Pro tip: Let’s be honest, sometimes 4 hours just isn’t long enough. We get it. That's why we recommend keeping multiple candles on-hand so you can rotate through them when you want to continue burning candles longer than 4 hours. That way you can either rotate fragrances or always have an extra of your #1 favorite on-hand.
EXTINGUISH IT When you’re ready to extinguish a candle flame, you’ve got a few options: blow it out (duh!), use a candle snuffer or a wick dipper.
Pro tip: when blowing out a candle, place your index finger in front of the flame and blow gently, this minimizes hot wax from splattering and causes the air to surround the flame.
A candle snuffer and wick dipper essentially have the same function: extinguish the flame without the wick smoking. With a candle snuffer, you place the bell of the snuffer over the flame to exhaust its supply of carbon and hydrogen thus extinguishing it. With a wick dipper, you use the tool to push the wick into the hot wax pool then lift it out of the wax for the next burn.
Pro tip: although wick dippers aren’t as widely known about, they are generally less expensive than candle snuffers and get the job done just as well.
CLEAN UP Spills can happen.
If a spill occurs, the first thing to determine is what type of wax your candle is made of. Unlike paraffin wax, which can be impossible to remove, soy wax is biodegradable and cleans up easily with soap and water.

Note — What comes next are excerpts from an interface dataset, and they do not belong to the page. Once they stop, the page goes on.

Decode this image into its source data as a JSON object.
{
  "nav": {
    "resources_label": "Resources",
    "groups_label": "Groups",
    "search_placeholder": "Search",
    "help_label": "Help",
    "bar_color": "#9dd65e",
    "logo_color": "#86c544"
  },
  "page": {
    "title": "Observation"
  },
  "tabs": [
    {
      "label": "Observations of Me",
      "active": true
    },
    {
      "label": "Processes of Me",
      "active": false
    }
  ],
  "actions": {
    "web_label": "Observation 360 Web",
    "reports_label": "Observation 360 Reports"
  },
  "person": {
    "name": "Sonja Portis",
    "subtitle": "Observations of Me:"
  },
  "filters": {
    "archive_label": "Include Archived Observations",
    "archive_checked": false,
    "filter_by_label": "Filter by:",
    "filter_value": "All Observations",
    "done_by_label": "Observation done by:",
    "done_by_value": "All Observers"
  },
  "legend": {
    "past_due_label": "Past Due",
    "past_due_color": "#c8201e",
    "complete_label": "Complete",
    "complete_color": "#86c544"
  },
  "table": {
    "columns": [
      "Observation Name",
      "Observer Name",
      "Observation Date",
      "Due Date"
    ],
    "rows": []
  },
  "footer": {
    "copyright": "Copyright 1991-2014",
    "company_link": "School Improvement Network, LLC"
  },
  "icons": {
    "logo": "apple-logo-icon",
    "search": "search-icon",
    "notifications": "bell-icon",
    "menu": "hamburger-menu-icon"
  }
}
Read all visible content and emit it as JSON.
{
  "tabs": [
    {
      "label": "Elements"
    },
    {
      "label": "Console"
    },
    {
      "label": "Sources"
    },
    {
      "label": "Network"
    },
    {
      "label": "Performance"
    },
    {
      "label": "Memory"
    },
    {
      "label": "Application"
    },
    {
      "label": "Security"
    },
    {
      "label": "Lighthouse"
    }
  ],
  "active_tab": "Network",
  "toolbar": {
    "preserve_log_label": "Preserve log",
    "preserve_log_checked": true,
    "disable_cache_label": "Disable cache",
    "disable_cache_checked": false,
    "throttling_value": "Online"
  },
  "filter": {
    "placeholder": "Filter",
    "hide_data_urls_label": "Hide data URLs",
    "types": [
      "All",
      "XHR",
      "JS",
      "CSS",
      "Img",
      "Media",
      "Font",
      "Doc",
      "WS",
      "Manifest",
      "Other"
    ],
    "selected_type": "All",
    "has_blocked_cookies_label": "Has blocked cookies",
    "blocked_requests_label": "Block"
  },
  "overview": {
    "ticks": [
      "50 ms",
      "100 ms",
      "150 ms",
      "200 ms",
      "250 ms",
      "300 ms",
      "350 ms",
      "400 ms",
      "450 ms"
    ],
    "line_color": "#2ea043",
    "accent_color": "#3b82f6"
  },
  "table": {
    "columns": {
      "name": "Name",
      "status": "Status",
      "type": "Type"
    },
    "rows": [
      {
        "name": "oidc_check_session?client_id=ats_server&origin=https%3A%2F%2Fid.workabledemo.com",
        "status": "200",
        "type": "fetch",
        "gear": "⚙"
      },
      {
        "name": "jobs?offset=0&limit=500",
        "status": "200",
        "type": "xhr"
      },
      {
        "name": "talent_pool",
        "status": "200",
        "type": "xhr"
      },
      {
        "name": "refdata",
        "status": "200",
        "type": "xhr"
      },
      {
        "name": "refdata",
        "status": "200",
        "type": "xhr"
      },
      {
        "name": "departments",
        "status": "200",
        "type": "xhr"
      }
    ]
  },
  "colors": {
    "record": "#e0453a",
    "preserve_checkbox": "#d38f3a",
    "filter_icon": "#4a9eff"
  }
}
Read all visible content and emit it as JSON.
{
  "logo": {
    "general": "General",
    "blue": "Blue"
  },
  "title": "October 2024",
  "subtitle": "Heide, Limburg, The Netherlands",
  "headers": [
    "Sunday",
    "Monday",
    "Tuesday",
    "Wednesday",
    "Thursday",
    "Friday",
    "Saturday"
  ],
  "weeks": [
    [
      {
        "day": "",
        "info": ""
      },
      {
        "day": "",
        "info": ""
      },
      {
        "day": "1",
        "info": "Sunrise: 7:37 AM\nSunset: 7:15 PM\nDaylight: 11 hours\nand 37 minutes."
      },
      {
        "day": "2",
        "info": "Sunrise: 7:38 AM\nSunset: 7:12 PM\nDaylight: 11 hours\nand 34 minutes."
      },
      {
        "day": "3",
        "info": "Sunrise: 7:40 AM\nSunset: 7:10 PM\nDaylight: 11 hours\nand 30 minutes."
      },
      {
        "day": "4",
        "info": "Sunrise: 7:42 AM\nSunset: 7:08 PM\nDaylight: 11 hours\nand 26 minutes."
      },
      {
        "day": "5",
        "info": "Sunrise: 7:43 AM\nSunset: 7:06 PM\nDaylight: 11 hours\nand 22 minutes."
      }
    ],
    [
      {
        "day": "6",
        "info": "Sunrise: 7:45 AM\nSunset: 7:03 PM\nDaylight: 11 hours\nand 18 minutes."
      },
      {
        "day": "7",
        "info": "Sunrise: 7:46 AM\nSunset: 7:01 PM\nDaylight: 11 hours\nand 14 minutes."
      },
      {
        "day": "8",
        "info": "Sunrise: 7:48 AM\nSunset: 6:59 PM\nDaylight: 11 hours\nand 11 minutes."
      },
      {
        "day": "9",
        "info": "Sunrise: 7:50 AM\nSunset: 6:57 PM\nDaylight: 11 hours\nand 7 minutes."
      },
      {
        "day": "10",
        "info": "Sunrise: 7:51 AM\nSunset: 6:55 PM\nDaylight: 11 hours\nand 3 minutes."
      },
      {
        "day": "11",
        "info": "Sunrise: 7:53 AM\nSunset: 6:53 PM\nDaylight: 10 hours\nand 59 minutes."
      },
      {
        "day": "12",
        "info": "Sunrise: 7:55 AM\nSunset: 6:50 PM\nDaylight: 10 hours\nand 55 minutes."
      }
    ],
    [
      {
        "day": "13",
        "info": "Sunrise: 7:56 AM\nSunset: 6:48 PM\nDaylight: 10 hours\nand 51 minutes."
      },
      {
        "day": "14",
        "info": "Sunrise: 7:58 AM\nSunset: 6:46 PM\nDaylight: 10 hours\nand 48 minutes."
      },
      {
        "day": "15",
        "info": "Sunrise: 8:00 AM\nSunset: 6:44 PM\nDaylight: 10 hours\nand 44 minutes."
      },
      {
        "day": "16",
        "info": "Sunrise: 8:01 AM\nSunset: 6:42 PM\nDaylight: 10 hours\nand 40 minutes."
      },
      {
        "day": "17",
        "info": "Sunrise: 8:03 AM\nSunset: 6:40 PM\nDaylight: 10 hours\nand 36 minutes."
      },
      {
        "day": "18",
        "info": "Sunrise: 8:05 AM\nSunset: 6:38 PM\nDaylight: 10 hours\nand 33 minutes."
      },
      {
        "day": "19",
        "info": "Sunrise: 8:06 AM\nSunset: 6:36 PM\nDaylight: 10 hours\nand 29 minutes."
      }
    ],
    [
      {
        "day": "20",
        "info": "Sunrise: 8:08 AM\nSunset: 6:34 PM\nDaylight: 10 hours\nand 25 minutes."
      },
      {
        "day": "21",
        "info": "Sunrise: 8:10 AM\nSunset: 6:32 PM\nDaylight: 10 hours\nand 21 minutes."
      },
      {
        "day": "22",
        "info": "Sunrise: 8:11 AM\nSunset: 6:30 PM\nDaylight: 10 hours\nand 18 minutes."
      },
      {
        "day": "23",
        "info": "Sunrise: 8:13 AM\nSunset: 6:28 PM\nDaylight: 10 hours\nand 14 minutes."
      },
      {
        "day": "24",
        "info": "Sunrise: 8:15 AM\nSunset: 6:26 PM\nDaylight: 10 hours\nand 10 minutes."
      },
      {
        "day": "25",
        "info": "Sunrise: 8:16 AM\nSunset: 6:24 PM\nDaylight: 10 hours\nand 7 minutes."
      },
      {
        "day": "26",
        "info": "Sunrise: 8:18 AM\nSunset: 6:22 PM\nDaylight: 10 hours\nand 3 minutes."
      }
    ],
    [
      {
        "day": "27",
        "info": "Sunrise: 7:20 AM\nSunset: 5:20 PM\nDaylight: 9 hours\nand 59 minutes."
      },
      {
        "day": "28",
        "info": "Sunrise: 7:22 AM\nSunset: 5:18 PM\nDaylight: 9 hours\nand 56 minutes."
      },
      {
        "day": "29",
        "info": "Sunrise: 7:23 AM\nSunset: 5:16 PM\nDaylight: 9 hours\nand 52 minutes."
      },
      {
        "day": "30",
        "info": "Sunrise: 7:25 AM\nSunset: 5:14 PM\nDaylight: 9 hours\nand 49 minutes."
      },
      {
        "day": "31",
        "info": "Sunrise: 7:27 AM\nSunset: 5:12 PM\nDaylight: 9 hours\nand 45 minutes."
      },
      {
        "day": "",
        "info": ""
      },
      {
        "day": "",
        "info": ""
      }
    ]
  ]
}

For most spills: 1) Either let the wax harden and scrape off the excess wax or use a hair dryer to heat the wax then blot up as much as you can with paper towels (they are the most absorbent). You can use an ice cube to harden any wax drippings, making them brittle and easy to scrape off. A credit card or stiff plastic spatula works really well to scrape off frozen wax.
Pro tip: use a credit card you don’t care about because it might snap in two.
2) Wipe down the spill area using a soft, absorbent cloth and hot soapy water or a solution of half white distilled vinegar and half water.
If wax has spilled on carpet: remove it with a paper towel and an iron. Place a paper towel over the spill. Place a heated iron over the paper towel. The heat from the iron will cause the wax to melt and be absorbed into the paper towel.
If wax spills on fabric, you can also remove it with a paper towel and an iron. Place a paper towel over the spill and underneath the fabric to soak up the wax; otherwise it will soak into your ironing board, which will transfer it onto the next item that gets ironed. After ironing for 30 seconds, lift the paper towel up to see how much wax you have absorbed: move the paper towel to a fresh spot and continue until the paper no longer absorbs wax from the fabric, this means you have absorbed as much wax as you can using this method. (Safety tip: don’t leave the iron on the wax-soaked paper towels, it is ridiculously flammable.)
Use OxiClean to get out any stains from candle dye.
SAFETY FIRST Last but not least, be safe.
Always burn candles in a well-ventilated space. Do not place lit candles near window treatments and other objects that can catch fire. Keep all lit candles out of the reach of children and pets. Never leave a burning candle unattended.
For added safety and to protect your home furnishings, place candles on coasters or plates and in hurricanes or lanterns.